There is a beautifully simple result concerning the total mechanical energy for an object in a closed orbit in a central gravitational field. The result holds for any elliptical orbit but for simplicity we shall derive the result for a circular orbit and then generalize by replacing the radius in orbit by the semi-major axis as we did when we argued for Newton's derivation of Kepler's third law.

The total mechanical energy for a planet with mass, *m* in a circular
orbit with radius, *r*, around a body with mass *M* can be written

We can eliminate *v* by equating the net force in circular motion
to the force of gravity

Inserting this in Eq. 1 yields

Note that as we should expect for a closed orbit
is less than zero.
It is this last expression for which can be generalized
to the general elliptical case:

Where *a* is the semi major axis of the elliptical orbit. So the total
mechanical energy is constant and takes on similar forms for
circular and elliptical orbits. In the circular orbit, since there
speed is constant, we furthermore have that kinetic energy and potential energy are constants of motion. Specifically we see that;

In contrast the kinetic and potential energy in elliptical orbits
are not constant but vary so that one is large when the other is small
and vise versa. It is easy to derive the following equations:
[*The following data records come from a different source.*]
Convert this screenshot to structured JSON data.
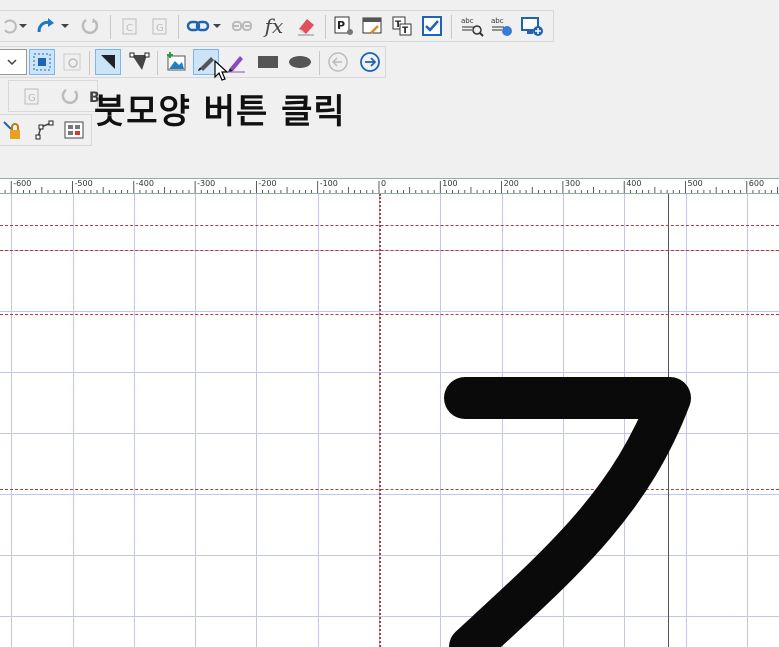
{
  "caption": "붓모양 버튼 클릭",
  "toolbar": {
    "row1": [
      "undo-icon",
      "undo-dropdown-icon",
      "redo-icon",
      "redo-dropdown-icon",
      "refresh-icon",
      "copy-c-icon",
      "copy-g-icon",
      "link-icon",
      "link-dropdown-icon",
      "unlink-icon",
      "fx-icon",
      "eraser-icon",
      "p-settings-icon",
      "window-edit-icon",
      "text-tool-icon",
      "checkbox-icon",
      "abc-search-icon",
      "abc-globe-icon",
      "monitor-add-icon"
    ],
    "row2": [
      "select-dropdown",
      "fit-selection-icon",
      "zoom-icon",
      "pointer-tool-icon",
      "node-tool-icon",
      "add-image-icon",
      "brush-tool-icon",
      "pencil-tool-icon",
      "rectangle-tool-icon",
      "ellipse-tool-icon",
      "previous-arrow-icon",
      "next-arrow-icon"
    ],
    "row3": [
      "g-icon",
      "rotate-icon",
      "b-icon"
    ],
    "row4": [
      "lock-node-icon",
      "path-node-icon",
      "grid-component-icon"
    ],
    "fx_label": "fx"
  },
  "ruler": {
    "labels": [
      "-600",
      "-500",
      "-400",
      "-300",
      "-200",
      "-100",
      "0",
      "100",
      "200",
      "300",
      "400",
      "500",
      "600"
    ]
  },
  "colors": {
    "grid": "#c4c6e8",
    "guide": "#c23a3a",
    "glyph": "#0a0a0a",
    "selection": "#cce4f7"
  },
  "glyph": {
    "description_char": "ㄱ"
  }
}
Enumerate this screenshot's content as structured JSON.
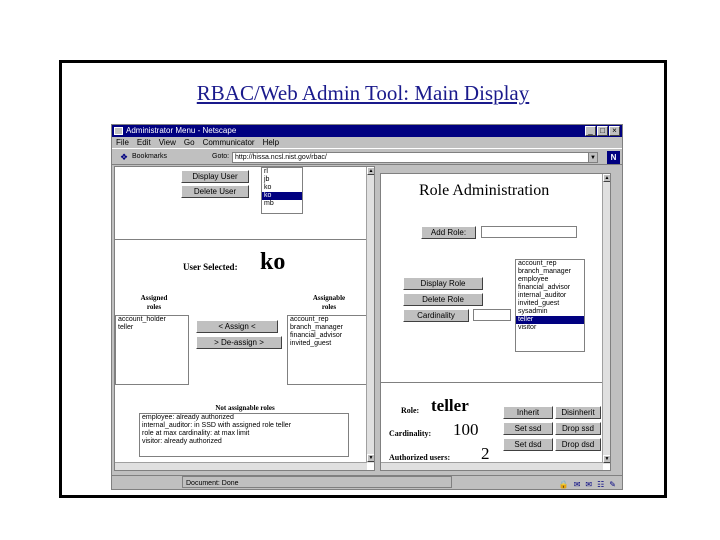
{
  "slide": {
    "title": "RBAC/Web Admin Tool: Main Display"
  },
  "window": {
    "title": "Administrator Menu - Netscape",
    "menu": [
      "File",
      "Edit",
      "View",
      "Go",
      "Communicator",
      "Help"
    ],
    "bookmarks_label": "Bookmarks",
    "goto_label": "Goto:",
    "url": "http://hissa.ncsl.nist.gov/rbac/",
    "logo": "N",
    "status": "Document: Done"
  },
  "left": {
    "display_user_label": "Display User",
    "delete_user_label": "Delete User",
    "users": [
      {
        "label": "rl",
        "selected": false
      },
      {
        "label": "jb",
        "selected": false
      },
      {
        "label": "ko",
        "selected": false
      },
      {
        "label": "ko",
        "selected": true
      },
      {
        "label": "mb",
        "selected": false
      }
    ],
    "user_selected_label": "User Selected:",
    "user_selected_value": "ko",
    "assigned_roles_label": [
      "Assigned",
      "roles"
    ],
    "assignable_roles_label": [
      "Assignable",
      "roles"
    ],
    "assigned_roles": [
      "account_holder",
      "teller"
    ],
    "assignable_roles": [
      "account_rep",
      "branch_manager",
      "financial_advisor",
      "invited_guest"
    ],
    "assign_label": "< Assign <",
    "deassign_label": "> De-assign >",
    "not_assignable_label": "Not assignable roles",
    "not_assignable": [
      "employee: already authorized",
      "internal_auditor: in SSD with assigned role teller",
      "role at max cardinality: at max limit",
      "visitor: already authorized"
    ]
  },
  "right": {
    "heading": "Role Administration",
    "add_role_label": "Add Role:",
    "roles": [
      {
        "label": "account_rep",
        "selected": false
      },
      {
        "label": "branch_manager",
        "selected": false
      },
      {
        "label": "employee",
        "selected": false
      },
      {
        "label": "financial_advisor",
        "selected": false
      },
      {
        "label": "internal_auditor",
        "selected": false
      },
      {
        "label": "invited_guest",
        "selected": false
      },
      {
        "label": "sysadmin",
        "selected": false
      },
      {
        "label": "teller",
        "selected": true
      },
      {
        "label": "visitor",
        "selected": false
      }
    ],
    "display_role_label": "Display Role",
    "delete_role_label": "Delete Role",
    "cardinality_button_label": "Cardinality",
    "role_label": "Role:",
    "role_value": "teller",
    "cardinality_label": "Cardinality:",
    "cardinality_value": "100",
    "authorized_label": "Authorized users:",
    "authorized_value": "2",
    "inherit_label": "Inherit",
    "disinherit_label": "Disinherit",
    "set_ssd_label": "Set ssd",
    "drop_ssd_label": "Drop ssd",
    "set_dsd_label": "Set dsd",
    "drop_dsd_label": "Drop dsd"
  }
}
Where is the eccentricity of the elliptical orbit. We see that
when *e*=0 corresponding to a circular orbit then we re-find the
corresponding expressions listed above. The larger the eccentricity,
*e*, the larger is variation of the potential and kinetic energies during each period of the motion.

Mon Nov 3 10:13:59 EST 1997